Prompt » The whole listing should be retyped exactly as it appears.

Given data »
______

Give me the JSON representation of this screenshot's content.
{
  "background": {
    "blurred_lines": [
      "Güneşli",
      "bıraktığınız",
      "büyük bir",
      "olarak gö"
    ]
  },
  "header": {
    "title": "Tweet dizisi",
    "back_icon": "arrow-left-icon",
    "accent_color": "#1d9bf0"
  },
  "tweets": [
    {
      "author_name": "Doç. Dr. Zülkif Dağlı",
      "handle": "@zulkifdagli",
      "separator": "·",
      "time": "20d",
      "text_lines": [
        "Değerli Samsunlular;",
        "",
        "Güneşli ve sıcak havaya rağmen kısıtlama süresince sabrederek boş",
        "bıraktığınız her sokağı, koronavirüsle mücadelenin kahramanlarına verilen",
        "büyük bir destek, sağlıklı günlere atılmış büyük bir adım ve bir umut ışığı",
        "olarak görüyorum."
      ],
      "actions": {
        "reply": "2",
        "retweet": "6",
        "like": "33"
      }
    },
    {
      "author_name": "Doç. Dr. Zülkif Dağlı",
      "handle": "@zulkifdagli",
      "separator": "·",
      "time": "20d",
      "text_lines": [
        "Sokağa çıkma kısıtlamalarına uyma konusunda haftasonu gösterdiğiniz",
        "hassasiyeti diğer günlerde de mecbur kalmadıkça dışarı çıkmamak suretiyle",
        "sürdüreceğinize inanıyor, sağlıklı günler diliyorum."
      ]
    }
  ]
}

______

Response to the exercise »
Give me the JSON representation of this screenshot's content.
{
  "background": {
    "blurred_lines": [
      "Güneşli",
      "bıraktığınız",
      "büyük bir",
      "olarak gö"
    ]
  },
  "header": {
    "title": "Tweet dizisi",
    "back_icon": "arrow-left-icon",
    "accent_color": "#1d9bf0"
  },
  "tweets": [
    {
      "author_name": "Doç. Dr. Zülkif Dağlı",
      "handle": "@zulkifdagli",
      "separator": "·",
      "time": "20d",
      "text_lines": [
        "Değerli Samsunlular;",
        "",
        "Güneşli ve sıcak havaya rağmen kısıtlama süresince sabrederek boş",
        "bıraktığınız her sokağı, koronavirüsle mücadelenin kahramanlarına verilen",
        "büyük bir destek, sağlıklı günlere atılmış büyük bir adım ve bir umut ışığı",
        "olarak görüyorum."
      ],
      "actions": {
        "reply": "2",
        "retweet": "6",
        "like": "33"
      }
    },
    {
      "author_name": "Doç. Dr. Zülkif Dağlı",
      "handle": "@zulkifdagli",
      "separator": "·",
      "time": "20d",
      "text_lines": [
        "Sokağa çıkma kısıtlamalarına uyma konusunda haftasonu gösterdiğiniz",
        "hassasiyeti diğer günlerde de mecbur kalmadıkça dışarı çıkmamak suretiyle",
        "sürdüreceğinize inanıyor, sağlıklı günler diliyorum."
      ]
    }
  ]
}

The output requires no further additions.